[WORK INSTRUCTION] Retype each line of the listing. Do not alter anything.

[GIVEN DATA]

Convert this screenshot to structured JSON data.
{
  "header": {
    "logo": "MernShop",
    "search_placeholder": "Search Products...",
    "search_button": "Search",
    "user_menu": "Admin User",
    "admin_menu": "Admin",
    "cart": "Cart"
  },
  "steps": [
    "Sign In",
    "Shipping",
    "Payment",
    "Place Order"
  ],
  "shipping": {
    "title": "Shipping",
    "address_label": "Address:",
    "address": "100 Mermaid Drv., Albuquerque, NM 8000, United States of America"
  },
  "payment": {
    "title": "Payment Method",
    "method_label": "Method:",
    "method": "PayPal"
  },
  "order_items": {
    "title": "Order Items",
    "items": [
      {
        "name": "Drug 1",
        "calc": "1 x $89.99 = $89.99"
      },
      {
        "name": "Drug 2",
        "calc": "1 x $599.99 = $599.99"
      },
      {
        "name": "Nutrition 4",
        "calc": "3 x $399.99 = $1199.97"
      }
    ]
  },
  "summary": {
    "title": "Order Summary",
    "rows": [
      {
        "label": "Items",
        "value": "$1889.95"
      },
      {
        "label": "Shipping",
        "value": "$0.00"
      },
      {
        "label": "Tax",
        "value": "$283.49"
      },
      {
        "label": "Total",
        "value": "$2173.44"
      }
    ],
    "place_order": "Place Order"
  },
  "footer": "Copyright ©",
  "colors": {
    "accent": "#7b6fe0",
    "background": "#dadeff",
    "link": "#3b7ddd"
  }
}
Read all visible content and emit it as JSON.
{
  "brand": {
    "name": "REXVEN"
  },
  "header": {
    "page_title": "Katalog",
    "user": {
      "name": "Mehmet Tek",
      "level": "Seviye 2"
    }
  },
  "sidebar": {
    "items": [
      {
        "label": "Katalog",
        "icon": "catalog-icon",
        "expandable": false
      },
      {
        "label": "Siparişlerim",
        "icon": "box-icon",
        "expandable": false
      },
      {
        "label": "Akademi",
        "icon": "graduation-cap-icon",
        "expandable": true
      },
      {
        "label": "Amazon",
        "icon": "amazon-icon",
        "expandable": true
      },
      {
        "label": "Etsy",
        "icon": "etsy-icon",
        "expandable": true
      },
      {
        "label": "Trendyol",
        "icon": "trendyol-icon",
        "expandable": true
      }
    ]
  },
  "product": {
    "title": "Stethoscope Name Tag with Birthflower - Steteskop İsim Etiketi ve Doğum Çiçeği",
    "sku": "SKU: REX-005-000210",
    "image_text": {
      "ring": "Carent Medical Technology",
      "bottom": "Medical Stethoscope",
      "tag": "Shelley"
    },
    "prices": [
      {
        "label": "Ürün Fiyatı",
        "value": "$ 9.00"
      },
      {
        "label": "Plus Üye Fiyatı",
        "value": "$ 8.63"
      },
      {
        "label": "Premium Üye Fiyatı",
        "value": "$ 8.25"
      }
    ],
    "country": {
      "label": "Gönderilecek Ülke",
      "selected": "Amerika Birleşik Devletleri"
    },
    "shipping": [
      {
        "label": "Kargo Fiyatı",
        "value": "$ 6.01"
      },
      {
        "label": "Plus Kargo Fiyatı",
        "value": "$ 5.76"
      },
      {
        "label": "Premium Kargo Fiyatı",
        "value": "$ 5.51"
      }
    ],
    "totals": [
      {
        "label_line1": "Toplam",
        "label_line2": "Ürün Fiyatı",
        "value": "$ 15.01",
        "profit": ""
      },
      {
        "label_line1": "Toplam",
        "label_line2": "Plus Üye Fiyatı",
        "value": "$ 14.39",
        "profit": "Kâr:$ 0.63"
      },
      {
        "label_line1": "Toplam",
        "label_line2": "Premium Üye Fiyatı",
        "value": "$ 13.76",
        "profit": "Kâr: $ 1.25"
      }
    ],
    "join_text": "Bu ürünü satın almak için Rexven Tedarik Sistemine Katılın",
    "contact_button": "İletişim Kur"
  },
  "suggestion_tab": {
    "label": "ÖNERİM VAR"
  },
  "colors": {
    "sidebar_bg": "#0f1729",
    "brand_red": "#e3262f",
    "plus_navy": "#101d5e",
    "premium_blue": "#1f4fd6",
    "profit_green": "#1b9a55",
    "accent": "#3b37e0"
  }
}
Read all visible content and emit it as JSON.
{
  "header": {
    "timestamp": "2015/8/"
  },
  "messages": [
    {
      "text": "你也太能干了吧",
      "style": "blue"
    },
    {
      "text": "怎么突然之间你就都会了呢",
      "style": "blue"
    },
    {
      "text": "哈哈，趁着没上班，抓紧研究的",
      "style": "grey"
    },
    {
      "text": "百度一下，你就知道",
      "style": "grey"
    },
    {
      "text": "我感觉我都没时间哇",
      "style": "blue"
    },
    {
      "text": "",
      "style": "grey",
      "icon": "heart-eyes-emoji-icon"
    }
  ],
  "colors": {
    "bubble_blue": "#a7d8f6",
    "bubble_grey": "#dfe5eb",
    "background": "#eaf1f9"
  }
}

[RESPONSE]
Convert this screenshot to structured JSON data.
{
  "header": {
    "logo": "MernShop",
    "search_placeholder": "Search Products...",
    "search_button": "Search",
    "user_menu": "Admin User",
    "admin_menu": "Admin",
    "cart": "Cart"
  },
  "steps": [
    "Sign In",
    "Shipping",
    "Payment",
    "Place Order"
  ],
  "shipping": {
    "title": "Shipping",
    "address_label": "Address:",
    "address": "100 Mermaid Drv., Albuquerque, NM 8000, United States of America"
  },
  "payment": {
    "title": "Payment Method",
    "method_label": "Method:",
    "method": "PayPal"
  },
  "order_items": {
    "title": "Order Items",
    "items": [
      {
        "name": "Drug 1",
        "calc": "1 x $89.99 = $89.99"
      },
      {
        "name": "Drug 2",
        "calc": "1 x $599.99 = $599.99"
      },
      {
        "name": "Nutrition 4",
        "calc": "3 x $399.99 = $1199.97"
      }
    ]
  },
  "summary": {
    "title": "Order Summary",
    "rows": [
      {
        "label": "Items",
        "value": "$1889.95"
      },
      {
        "label": "Shipping",
        "value": "$0.00"
      },
      {
        "label": "Tax",
        "value": "$283.49"
      },
      {
        "label": "Total",
        "value": "$2173.44"
      }
    ],
    "place_order": "Place Order"
  },
  "footer": "Copyright ©",
  "colors": {
    "accent": "#7b6fe0",
    "background": "#dadeff",
    "link": "#3b7ddd"
  }
}
Read all visible content and emit it as JSON.
{
  "brand": {
    "name": "REXVEN"
  },
  "header": {
    "page_title": "Katalog",
    "user": {
      "name": "Mehmet Tek",
      "level": "Seviye 2"
    }
  },
  "sidebar": {
    "items": [
      {
        "label": "Katalog",
        "icon": "catalog-icon",
        "expandable": false
      },
      {
        "label": "Siparişlerim",
        "icon": "box-icon",
        "expandable": false
      },
      {
        "label": "Akademi",
        "icon": "graduation-cap-icon",
        "expandable": true
      },
      {
        "label": "Amazon",
        "icon": "amazon-icon",
        "expandable": true
      },
      {
        "label": "Etsy",
        "icon": "etsy-icon",
        "expandable": true
      },
      {
        "label": "Trendyol",
        "icon": "trendyol-icon",
        "expandable": true
      }
    ]
  },
  "product": {
    "title": "Stethoscope Name Tag with Birthflower - Steteskop İsim Etiketi ve Doğum Çiçeği",
    "sku": "SKU: REX-005-000210",
    "image_text": {
      "ring": "Carent Medical Technology",
      "bottom": "Medical Stethoscope",
      "tag": "Shelley"
    },
    "prices": [
      {
        "label": "Ürün Fiyatı",
        "value": "$ 9.00"
      },
      {
        "label": "Plus Üye Fiyatı",
        "value": "$ 8.63"
      },
      {
        "label": "Premium Üye Fiyatı",
        "value": "$ 8.25"
      }
    ],
    "country": {
      "label": "Gönderilecek Ülke",
      "selected": "Amerika Birleşik Devletleri"
    },
    "shipping": [
      {
        "label": "Kargo Fiyatı",
        "value": "$ 6.01"
      },
      {
        "label": "Plus Kargo Fiyatı",
        "value": "$ 5.76"
      },
      {
        "label": "Premium Kargo Fiyatı",
        "value": "$ 5.51"
      }
    ],
    "totals": [
      {
        "label_line1": "Toplam",
        "label_line2": "Ürün Fiyatı",
        "value": "$ 15.01",
        "profit": ""
      },
      {
        "label_line1": "Toplam",
        "label_line2": "Plus Üye Fiyatı",
        "value": "$ 14.39",
        "profit": "Kâr:$ 0.63"
      },
      {
        "label_line1": "Toplam",
        "label_line2": "Premium Üye Fiyatı",
        "value": "$ 13.76",
        "profit": "Kâr: $ 1.25"
      }
    ],
    "join_text": "Bu ürünü satın almak için Rexven Tedarik Sistemine Katılın",
    "contact_button": "İletişim Kur"
  },
  "suggestion_tab": {
    "label": "ÖNERİM VAR"
  },
  "colors": {
    "sidebar_bg": "#0f1729",
    "brand_red": "#e3262f",
    "plus_navy": "#101d5e",
    "premium_blue": "#1f4fd6",
    "profit_green": "#1b9a55",
    "accent": "#3b37e0"
  }
}
Read all visible content and emit it as JSON.
{
  "header": {
    "timestamp": "2015/8/"
  },
  "messages": [
    {
      "text": "你也太能干了吧",
      "style": "blue"
    },
    {
      "text": "怎么突然之间你就都会了呢",
      "style": "blue"
    },
    {
      "text": "哈哈，趁着没上班，抓紧研究的",
      "style": "grey"
    },
    {
      "text": "百度一下，你就知道",
      "style": "grey"
    },
    {
      "text": "我感觉我都没时间哇",
      "style": "blue"
    },
    {
      "text": "",
      "style": "grey",
      "icon": "heart-eyes-emoji-icon"
    }
  ],
  "colors": {
    "bubble_blue": "#a7d8f6",
    "bubble_grey": "#dfe5eb",
    "background": "#eaf1f9"
  }
}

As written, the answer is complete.